"Aren't they great?" she mewed to Scorch.
He didn't reply for a moment. But eventually, he turned around and spoke. "I wonder what they'll be like when they're older."
"I don't know. But I don't want them to become like those BloodClan ruffians."
Scorch looked at her quizzically. "You're going to have to make them join the BloodClan guard at some point."
Shade shot to her feet. "What?"
"They won't be able to survive, if they're just on the streets. Like it or not, we're going to need Scourge's protection."
"What are you talking about?" she sputtered. "Protected or not, I want them to grow up to be moral, honest cats that are good at heart."
"They can always hang on to that."
Shade felt betrayed. How could Scorch just suggest that she send her kits off, to be torn apart by Scourge and his minions?
"All you care about is the kits now, anyways," he said, his voicing raising to a shout.
"Oh, so this is about you now?" Shade yowled back, "You're selfish! You have to stop just thinking about yourself and think about your kits!"
"What, do you have a better idea of what to do with the kits?" Scorch hissed furiously. His muscles rippled underneath his ginger fur, in anger. His soft, familiar eyes were now ridden with rage.
"Well then," Shade mewed haughtily, "We can raise them with a Twoleg. They'll be well cared for, safe, and they won't be raised as killers!"
She stopped, took a deep breath, and waited for his response. Her kits were now slowly wandering, but her mind was focused on something else.
Scorch threw his comeback at her. "Of course. You and your Twolegs. I know that you would rather be curled up on a Twoleg couch instead of being with me and the kits. Now you want to keep the kits captive in a Twoleg nest... that's beyond reasonable!"
"They aren't captive. They're just being cared for in one place. Loved."
"You know what, Shade," he began to growl, "I'm going to go. This is too hard for me. I can't stand having to deal with a kittypet as a mate, stifling me, not listening to me."
"What, so now I'm labeled as a kittypet? If you hate kittypets so much, why did you love me then?"
He winced at the question, already padding out.

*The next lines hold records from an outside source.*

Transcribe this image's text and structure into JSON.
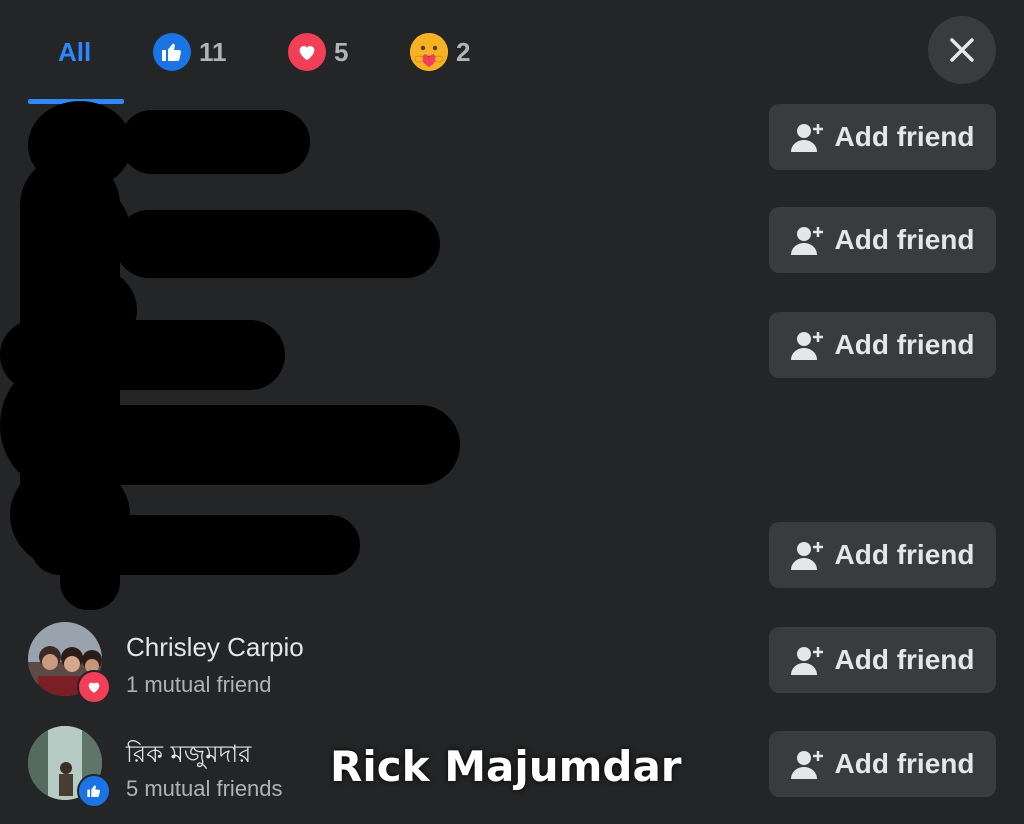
{
  "tabs": {
    "all": "All",
    "like_count": "11",
    "love_count": "5",
    "care_count": "2"
  },
  "add_friend_label": "Add friend",
  "people": [
    {
      "name": "Chrisley Carpio",
      "mutual": "1 mutual friend",
      "reaction": "love"
    },
    {
      "name": "রিক মজুমদার",
      "mutual": "5 mutual friends",
      "reaction": "like"
    }
  ],
  "caption": "Rick Majumdar",
  "colors": {
    "accent": "#2d88ff",
    "like": "#1b74e4",
    "love": "#f33e58",
    "care": "#f7b125",
    "background": "#242526",
    "button": "#3a3b3c"
  }
}
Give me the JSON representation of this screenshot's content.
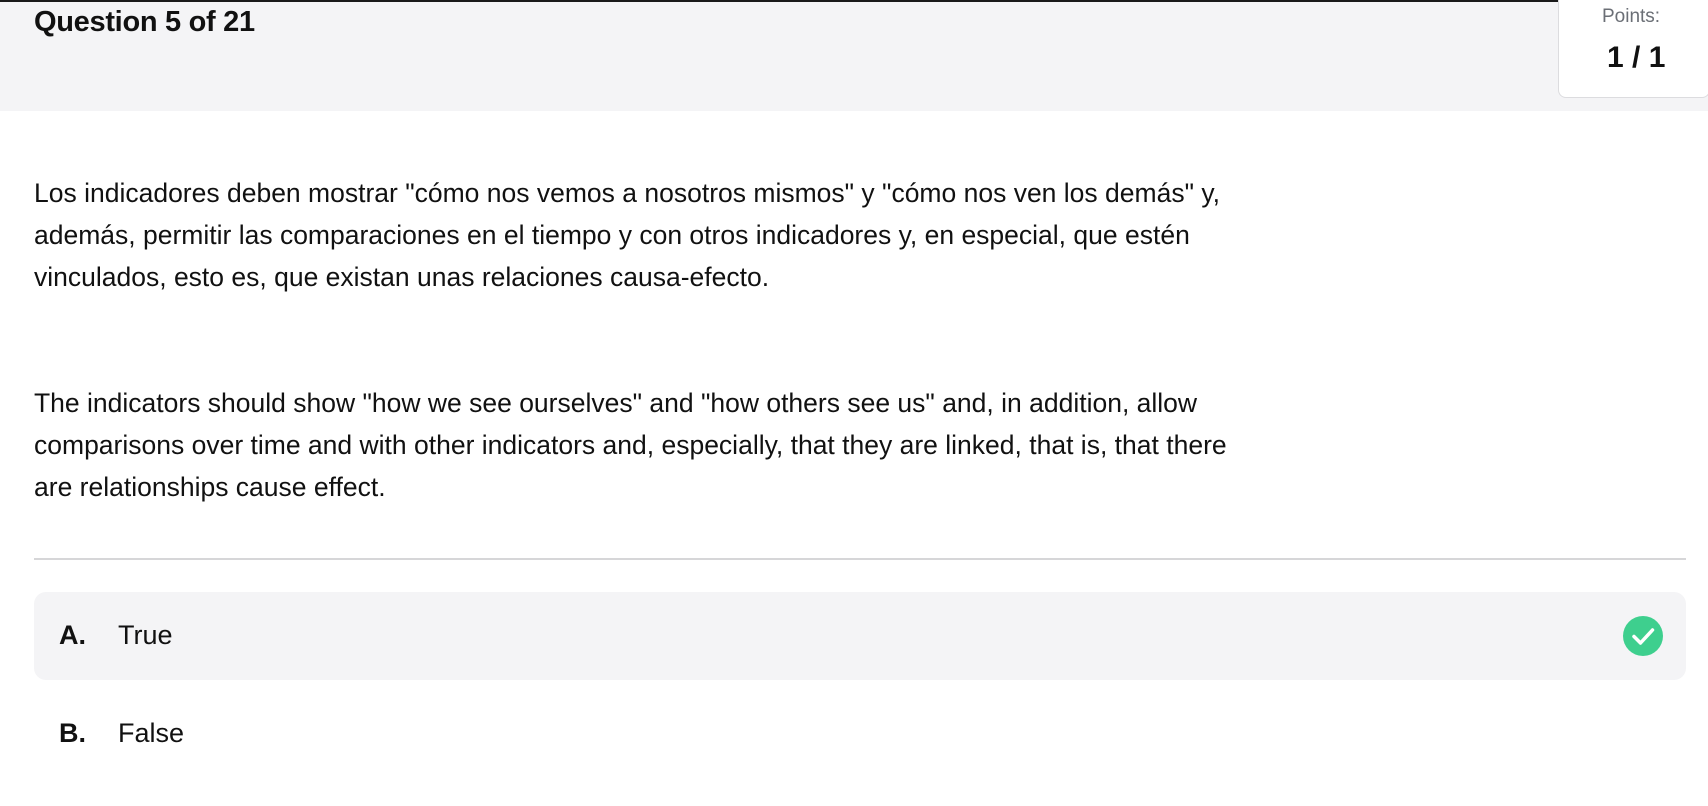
{
  "header": {
    "question_counter": "Question 5 of 21",
    "points_label": "Points:",
    "points_value": "1 / 1"
  },
  "question": {
    "paragraphs": [
      "Los indicadores deben mostrar \"cómo nos vemos a nosotros mismos\" y \"cómo nos ven los demás\" y, además, permitir las comparaciones en el tiempo y con otros indicadores y, en especial, que estén vinculados, esto es, que existan unas relaciones causa-efecto.",
      "The indicators should show \"how we see ourselves\" and \"how others see us\" and, in addition, allow comparisons over time and with other indicators and, especially, that they are linked, that is, that there are relationships cause effect."
    ]
  },
  "options": [
    {
      "letter": "A.",
      "text": "True",
      "selected": true,
      "status_icon": "check-circle-icon"
    },
    {
      "letter": "B.",
      "text": "False",
      "selected": false
    }
  ],
  "colors": {
    "correct": "#3ecf8e",
    "header_bg": "#f4f4f6",
    "selected_bg": "#f4f4f6"
  }
}
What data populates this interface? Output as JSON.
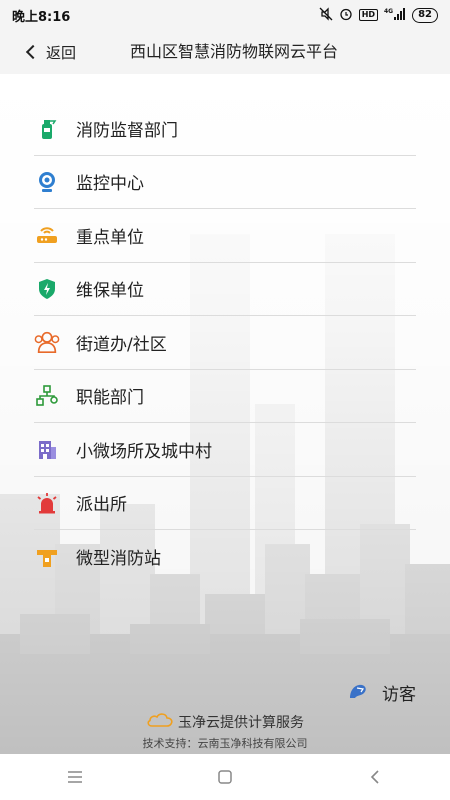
{
  "status_bar": {
    "time": "晚上8:16",
    "network": "4G",
    "hd": "HD",
    "battery": "82"
  },
  "header": {
    "back_label": "返回",
    "title": "西山区智慧消防物联网云平台"
  },
  "menu": {
    "items": [
      {
        "label": "消防监督部门",
        "icon": "fire-extinguisher-icon",
        "color": "#1aa96a"
      },
      {
        "label": "监控中心",
        "icon": "camera-icon",
        "color": "#2f7fd0"
      },
      {
        "label": "重点单位",
        "icon": "router-icon",
        "color": "#f0a020"
      },
      {
        "label": "维保单位",
        "icon": "shield-icon",
        "color": "#1aa96a"
      },
      {
        "label": "街道办/社区",
        "icon": "community-icon",
        "color": "#e86a2a"
      },
      {
        "label": "职能部门",
        "icon": "org-chart-icon",
        "color": "#2e9a3a"
      },
      {
        "label": "小微场所及城中村",
        "icon": "building-icon",
        "color": "#7b6cc9"
      },
      {
        "label": "派出所",
        "icon": "siren-icon",
        "color": "#e23a3a"
      },
      {
        "label": "微型消防站",
        "icon": "station-icon",
        "color": "#f0a020"
      }
    ]
  },
  "visitor": {
    "label": "访客",
    "icon": "visitor-icon"
  },
  "footer": {
    "service": "玉净云提供计算服务",
    "support": "技术支持：云南玉净科技有限公司"
  }
}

"You were special. But not anymore."
And just over that one, stupid fight, he was gone. Forever.
Shade waited on him for sunrises, all while watching the kits. But he never came.
She had been trod on a little too much, gone through too much pain.
Her heart-- from that moment-- was broken into two lonely pieces.